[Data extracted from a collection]

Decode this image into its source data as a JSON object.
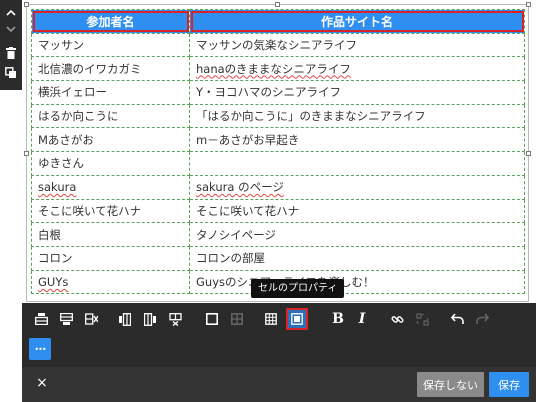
{
  "table": {
    "headers": [
      "参加者名",
      "作品サイト名"
    ],
    "rows": [
      [
        "マッサン",
        "マッサンの気楽なシニアライフ"
      ],
      [
        "北信濃のイワカガミ",
        "hanaのきままなシニアライフ"
      ],
      [
        "横浜イェロー",
        "Y・ヨコハマのシニアライフ"
      ],
      [
        "はるか向こうに",
        "「はるか向こうに」のきままなシニアライフ"
      ],
      [
        "Mあさがお",
        "m－あさがお早起き"
      ],
      [
        "ゆきさん",
        ""
      ],
      [
        "sakura",
        "sakura のページ"
      ],
      [
        "そこに咲いて花ハナ",
        "そこに咲いて花ハナ"
      ],
      [
        "白根",
        "タノシイページ"
      ],
      [
        "コロン",
        "コロンの部屋"
      ],
      [
        "GUYs",
        "Guysのシニア・ライフを楽しむ！"
      ]
    ]
  },
  "tooltip": "セルのプロパティ",
  "toolbar": {
    "icons": [
      "insert-row-above-icon",
      "insert-row-below-icon",
      "delete-row-icon",
      "insert-col-left-icon",
      "insert-col-right-icon",
      "delete-col-icon",
      "merge-cells-icon",
      "split-cells-icon",
      "table-properties-icon",
      "cell-properties-icon",
      "bold-icon",
      "italic-icon",
      "link-icon",
      "unlink-icon",
      "undo-icon",
      "redo-icon"
    ],
    "bold_label": "B",
    "italic_label": "I",
    "more_label": "•••"
  },
  "footer": {
    "close_label": "×",
    "dont_save_label": "保存しない",
    "save_label": "保存"
  },
  "colors": {
    "header_bg": "#2f8ff0",
    "highlight": "#d8232a",
    "toolbar_bg": "#2b2b2b",
    "save_bg": "#2f8ff0",
    "dont_save_bg": "#8a8a8a"
  }
}
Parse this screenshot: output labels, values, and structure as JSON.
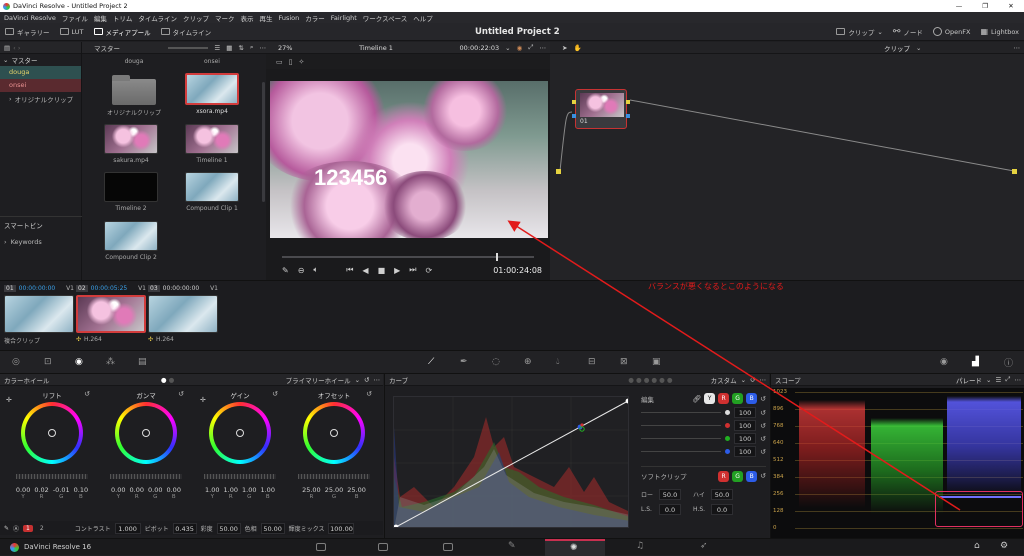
{
  "window": {
    "title": "DaVinci Resolve - Untitled Project 2",
    "controls": [
      "—",
      "❐",
      "✕"
    ]
  },
  "menu": [
    "DaVinci Resolve",
    "ファイル",
    "編集",
    "トリム",
    "タイムライン",
    "クリップ",
    "マーク",
    "表示",
    "再生",
    "Fusion",
    "カラー",
    "Fairlight",
    "ワークスペース",
    "ヘルプ"
  ],
  "toolbar": {
    "gallery": "ギャラリー",
    "lut": "LUT",
    "media_pool": "メディアプール",
    "timeline": "タイムライン",
    "project_title": "Untitled Project 2",
    "clip": "クリップ",
    "node": "ノード",
    "openfx": "OpenFX",
    "lightbox": "Lightbox"
  },
  "media_pool": {
    "master_label": "マスター",
    "bins": [
      "douga",
      "onsei"
    ],
    "smart_bin_folder": "オリジナルクリップ",
    "smart_bins_label": "スマートビン",
    "keywords": "Keywords",
    "col_headers": [
      "douga",
      "onsei"
    ],
    "items": [
      "オリジナルクリップ",
      "xsora.mp4",
      "sakura.mp4",
      "Timeline 1",
      "Timeline 2",
      "Compound Clip 1",
      "Compound Clip 2"
    ]
  },
  "viewer": {
    "zoom": "27%",
    "timeline_name": "Timeline 1",
    "timecode_top": "00:00:22:03",
    "overlay_text": "123456",
    "timecode_bottom": "01:00:24:08"
  },
  "node_editor": {
    "header_label": "クリップ",
    "node_label": "01"
  },
  "annotation": {
    "text": "バランスが悪くなるとこのようになる",
    "color": "#e21b1b"
  },
  "clips": [
    {
      "num": "01",
      "tc": "00:00:00:00",
      "track": "V1",
      "name": "複合クリップ",
      "codec": ""
    },
    {
      "num": "02",
      "tc": "00:00:05:25",
      "track": "V1",
      "name": "",
      "codec": "H.264"
    },
    {
      "num": "03",
      "tc": "00:00:00:00",
      "track": "V1",
      "name": "",
      "codec": "H.264"
    }
  ],
  "color_wheels": {
    "title": "カラーホイール",
    "mode": "プライマリーホイール",
    "wheels": [
      {
        "name": "リフト",
        "values": [
          "0.00",
          "0.02",
          "-0.01",
          "0.10"
        ],
        "channels": [
          "Y",
          "R",
          "G",
          "B"
        ]
      },
      {
        "name": "ガンマ",
        "values": [
          "0.00",
          "0.00",
          "0.00",
          "0.00"
        ],
        "channels": [
          "Y",
          "R",
          "G",
          "B"
        ]
      },
      {
        "name": "ゲイン",
        "values": [
          "1.00",
          "1.00",
          "1.00",
          "1.00"
        ],
        "channels": [
          "Y",
          "R",
          "G",
          "B"
        ]
      },
      {
        "name": "オフセット",
        "values": [
          "25.00",
          "25.00",
          "25.00"
        ],
        "channels": [
          "R",
          "G",
          "B"
        ]
      }
    ],
    "footer": {
      "page1": "1",
      "page2": "2",
      "contrast_label": "コントラスト",
      "contrast": "1.000",
      "pivot_label": "ピボット",
      "pivot": "0.435",
      "sat_label": "彩度",
      "sat": "50.00",
      "hue_label": "色相",
      "hue": "50.00",
      "lummix_label": "輝度ミックス",
      "lummix": "100.00"
    }
  },
  "curves": {
    "title": "カーブ",
    "mode": "カスタム",
    "edit_label": "編集",
    "channels": [
      {
        "chip": "Y",
        "value": "100"
      },
      {
        "chip": "R",
        "value": "100"
      },
      {
        "chip": "G",
        "value": "100"
      },
      {
        "chip": "B",
        "value": "100"
      }
    ],
    "soft_clip_label": "ソフトクリップ",
    "low_label": "ロー",
    "low": "50.0",
    "high_label": "ハイ",
    "high": "50.0",
    "ls_label": "L.S.",
    "ls": "0.0",
    "hs_label": "H.S.",
    "hs": "0.0"
  },
  "scope": {
    "title": "スコープ",
    "mode": "パレード",
    "ticks": [
      "1023",
      "896",
      "768",
      "640",
      "512",
      "384",
      "256",
      "128",
      "0"
    ]
  },
  "status": {
    "app": "DaVinci Resolve 16"
  },
  "colors": {
    "accent_red": "#e02020",
    "timecode_blue": "#3aa0e8",
    "bin_selected": "#2e5050",
    "bin_onsei": "#5a2a2f"
  }
}
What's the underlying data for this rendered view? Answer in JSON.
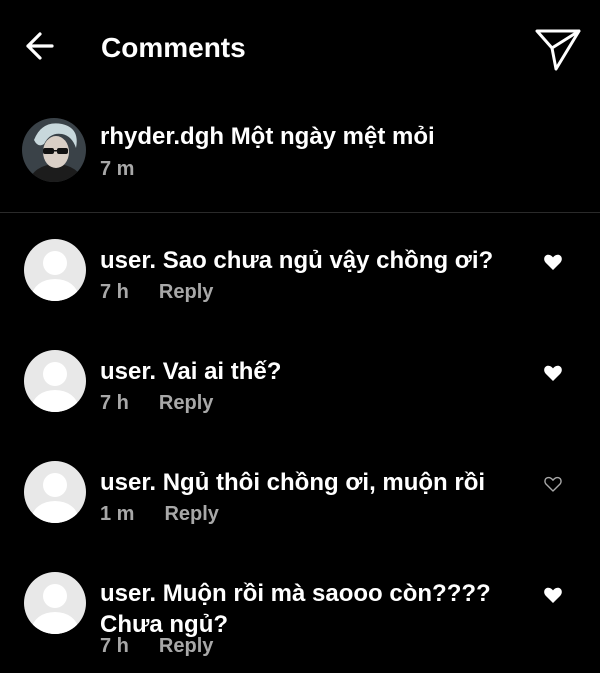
{
  "header": {
    "title": "Comments",
    "back_icon": "arrow-left-icon",
    "send_icon": "paper-plane-icon"
  },
  "caption": {
    "text": "rhyder.dgh Một ngày mệt mỏi",
    "time": "7 m"
  },
  "comments": [
    {
      "text": "user. Sao chưa ngủ vậy chồng ơi?",
      "time": "7 h",
      "reply_label": "Reply",
      "liked": true
    },
    {
      "text": "user. Vai ai thế?",
      "time": "7 h",
      "reply_label": "Reply",
      "liked": true
    },
    {
      "text": "user. Ngủ thôi chồng ơi, muộn rồi",
      "time": "1 m",
      "reply_label": "Reply",
      "liked": false
    },
    {
      "text": "user. Muộn rồi mà saooo còn???? Chưa ngủ?",
      "time": "7 h",
      "reply_label": "Reply",
      "liked": true
    }
  ],
  "colors": {
    "background": "#000000",
    "text": "#ffffff",
    "secondary_text": "#a8a8a8",
    "divider": "#2a2a2a"
  }
}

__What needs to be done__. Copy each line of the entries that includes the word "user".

__Result for this exercise__.
      "text": "user. Sao chưa ngủ vậy chồng ơi?",
      "text": "user. Vai ai thế?",
      "text": "user. Ngủ thôi chồng ơi, muộn rồi",
      "text": "user. Muộn rồi mà saooo còn???? Chưa ngủ?",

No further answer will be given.